TASK ITEM —
Do any lines in the data below contain "remota"? If so, copy every one of them.

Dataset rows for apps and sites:
···

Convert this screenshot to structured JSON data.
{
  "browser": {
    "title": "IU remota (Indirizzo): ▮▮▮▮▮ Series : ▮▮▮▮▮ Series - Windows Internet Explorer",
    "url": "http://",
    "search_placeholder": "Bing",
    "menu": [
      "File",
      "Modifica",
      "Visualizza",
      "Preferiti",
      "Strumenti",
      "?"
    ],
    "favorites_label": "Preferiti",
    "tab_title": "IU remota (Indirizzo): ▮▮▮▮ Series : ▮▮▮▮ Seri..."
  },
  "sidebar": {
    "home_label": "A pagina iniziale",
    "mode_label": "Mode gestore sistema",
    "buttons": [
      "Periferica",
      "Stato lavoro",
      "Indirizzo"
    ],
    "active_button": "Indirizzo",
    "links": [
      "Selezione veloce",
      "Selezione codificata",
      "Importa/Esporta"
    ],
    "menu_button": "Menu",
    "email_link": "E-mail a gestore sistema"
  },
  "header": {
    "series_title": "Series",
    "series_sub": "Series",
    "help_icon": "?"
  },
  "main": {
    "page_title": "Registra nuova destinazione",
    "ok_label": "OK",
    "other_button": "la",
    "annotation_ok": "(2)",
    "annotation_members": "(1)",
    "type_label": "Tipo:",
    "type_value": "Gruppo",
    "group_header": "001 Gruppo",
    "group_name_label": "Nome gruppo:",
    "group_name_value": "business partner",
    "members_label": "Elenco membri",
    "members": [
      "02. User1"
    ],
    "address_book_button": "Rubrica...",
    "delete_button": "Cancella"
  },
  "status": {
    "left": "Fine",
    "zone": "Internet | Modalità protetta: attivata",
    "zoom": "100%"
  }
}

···

RESPONSE TO THE EXERCISE —
    "title": "IU remota (Indirizzo): ▮▮▮▮▮ Series : ▮▮▮▮▮ Series - Windows Internet Explorer",
    "tab_title": "IU remota (Indirizzo): ▮▮▮▮ Series : ▮▮▮▮ Seri..."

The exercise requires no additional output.